*** Opening EXTRACTED RECORDS ***

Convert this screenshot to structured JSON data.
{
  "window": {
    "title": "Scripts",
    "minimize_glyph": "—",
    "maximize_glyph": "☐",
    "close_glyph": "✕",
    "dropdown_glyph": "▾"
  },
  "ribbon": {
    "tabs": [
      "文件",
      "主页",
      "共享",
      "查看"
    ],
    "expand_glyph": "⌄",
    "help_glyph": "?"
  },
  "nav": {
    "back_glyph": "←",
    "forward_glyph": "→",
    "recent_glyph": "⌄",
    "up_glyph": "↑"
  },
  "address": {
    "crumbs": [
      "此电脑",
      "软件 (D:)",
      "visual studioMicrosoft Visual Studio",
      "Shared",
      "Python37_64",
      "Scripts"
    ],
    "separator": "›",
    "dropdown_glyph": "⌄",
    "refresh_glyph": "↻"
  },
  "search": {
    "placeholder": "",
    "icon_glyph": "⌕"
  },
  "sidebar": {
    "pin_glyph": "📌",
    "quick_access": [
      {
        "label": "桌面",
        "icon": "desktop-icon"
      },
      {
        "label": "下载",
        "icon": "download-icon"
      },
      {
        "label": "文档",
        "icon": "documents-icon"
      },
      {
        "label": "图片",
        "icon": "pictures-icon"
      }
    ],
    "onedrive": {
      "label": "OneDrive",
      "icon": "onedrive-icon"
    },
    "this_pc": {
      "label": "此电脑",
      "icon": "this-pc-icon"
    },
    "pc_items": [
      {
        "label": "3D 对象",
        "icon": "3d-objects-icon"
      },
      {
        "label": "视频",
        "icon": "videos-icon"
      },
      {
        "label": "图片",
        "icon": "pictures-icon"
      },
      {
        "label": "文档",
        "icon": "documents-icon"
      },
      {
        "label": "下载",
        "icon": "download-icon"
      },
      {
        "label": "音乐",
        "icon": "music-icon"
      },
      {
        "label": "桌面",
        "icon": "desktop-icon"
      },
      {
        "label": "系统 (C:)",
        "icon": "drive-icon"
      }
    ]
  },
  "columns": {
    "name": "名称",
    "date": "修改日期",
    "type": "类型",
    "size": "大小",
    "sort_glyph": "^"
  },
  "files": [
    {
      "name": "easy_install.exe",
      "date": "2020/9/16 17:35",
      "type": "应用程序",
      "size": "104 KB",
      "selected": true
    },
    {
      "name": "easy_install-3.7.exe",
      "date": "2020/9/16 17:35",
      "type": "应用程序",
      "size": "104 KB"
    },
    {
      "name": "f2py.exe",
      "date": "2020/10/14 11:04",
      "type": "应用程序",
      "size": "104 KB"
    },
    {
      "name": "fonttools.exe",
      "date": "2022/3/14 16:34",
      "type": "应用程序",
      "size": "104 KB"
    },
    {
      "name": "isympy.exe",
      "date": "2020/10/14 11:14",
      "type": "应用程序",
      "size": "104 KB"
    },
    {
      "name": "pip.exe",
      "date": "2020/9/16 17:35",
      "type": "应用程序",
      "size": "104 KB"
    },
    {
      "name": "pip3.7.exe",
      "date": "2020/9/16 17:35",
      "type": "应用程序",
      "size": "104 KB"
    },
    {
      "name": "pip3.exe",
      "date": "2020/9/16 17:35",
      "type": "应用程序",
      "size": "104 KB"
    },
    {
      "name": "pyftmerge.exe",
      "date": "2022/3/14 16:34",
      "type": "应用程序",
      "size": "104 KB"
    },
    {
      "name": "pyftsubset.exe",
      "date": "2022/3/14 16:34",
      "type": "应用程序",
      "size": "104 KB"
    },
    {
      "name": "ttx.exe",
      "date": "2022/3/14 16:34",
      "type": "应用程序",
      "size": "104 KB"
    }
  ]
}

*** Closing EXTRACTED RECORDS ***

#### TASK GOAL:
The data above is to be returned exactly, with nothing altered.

#### RESPONSE TO THIS TASK:
Convert this screenshot to structured JSON data.
{
  "window": {
    "title": "Scripts",
    "minimize_glyph": "—",
    "maximize_glyph": "☐",
    "close_glyph": "✕",
    "dropdown_glyph": "▾"
  },
  "ribbon": {
    "tabs": [
      "文件",
      "主页",
      "共享",
      "查看"
    ],
    "expand_glyph": "⌄",
    "help_glyph": "?"
  },
  "nav": {
    "back_glyph": "←",
    "forward_glyph": "→",
    "recent_glyph": "⌄",
    "up_glyph": "↑"
  },
  "address": {
    "crumbs": [
      "此电脑",
      "软件 (D:)",
      "visual studioMicrosoft Visual Studio",
      "Shared",
      "Python37_64",
      "Scripts"
    ],
    "separator": "›",
    "dropdown_glyph": "⌄",
    "refresh_glyph": "↻"
  },
  "search": {
    "placeholder": "",
    "icon_glyph": "⌕"
  },
  "sidebar": {
    "pin_glyph": "📌",
    "quick_access": [
      {
        "label": "桌面",
        "icon": "desktop-icon"
      },
      {
        "label": "下载",
        "icon": "download-icon"
      },
      {
        "label": "文档",
        "icon": "documents-icon"
      },
      {
        "label": "图片",
        "icon": "pictures-icon"
      }
    ],
    "onedrive": {
      "label": "OneDrive",
      "icon": "onedrive-icon"
    },
    "this_pc": {
      "label": "此电脑",
      "icon": "this-pc-icon"
    },
    "pc_items": [
      {
        "label": "3D 对象",
        "icon": "3d-objects-icon"
      },
      {
        "label": "视频",
        "icon": "videos-icon"
      },
      {
        "label": "图片",
        "icon": "pictures-icon"
      },
      {
        "label": "文档",
        "icon": "documents-icon"
      },
      {
        "label": "下载",
        "icon": "download-icon"
      },
      {
        "label": "音乐",
        "icon": "music-icon"
      },
      {
        "label": "桌面",
        "icon": "desktop-icon"
      },
      {
        "label": "系统 (C:)",
        "icon": "drive-icon"
      }
    ]
  },
  "columns": {
    "name": "名称",
    "date": "修改日期",
    "type": "类型",
    "size": "大小",
    "sort_glyph": "^"
  },
  "files": [
    {
      "name": "easy_install.exe",
      "date": "2020/9/16 17:35",
      "type": "应用程序",
      "size": "104 KB",
      "selected": true
    },
    {
      "name": "easy_install-3.7.exe",
      "date": "2020/9/16 17:35",
      "type": "应用程序",
      "size": "104 KB"
    },
    {
      "name": "f2py.exe",
      "date": "2020/10/14 11:04",
      "type": "应用程序",
      "size": "104 KB"
    },
    {
      "name": "fonttools.exe",
      "date": "2022/3/14 16:34",
      "type": "应用程序",
      "size": "104 KB"
    },
    {
      "name": "isympy.exe",
      "date": "2020/10/14 11:14",
      "type": "应用程序",
      "size": "104 KB"
    },
    {
      "name": "pip.exe",
      "date": "2020/9/16 17:35",
      "type": "应用程序",
      "size": "104 KB"
    },
    {
      "name": "pip3.7.exe",
      "date": "2020/9/16 17:35",
      "type": "应用程序",
      "size": "104 KB"
    },
    {
      "name": "pip3.exe",
      "date": "2020/9/16 17:35",
      "type": "应用程序",
      "size": "104 KB"
    },
    {
      "name": "pyftmerge.exe",
      "date": "2022/3/14 16:34",
      "type": "应用程序",
      "size": "104 KB"
    },
    {
      "name": "pyftsubset.exe",
      "date": "2022/3/14 16:34",
      "type": "应用程序",
      "size": "104 KB"
    },
    {
      "name": "ttx.exe",
      "date": "2022/3/14 16:34",
      "type": "应用程序",
      "size": "104 KB"
    }
  ]
}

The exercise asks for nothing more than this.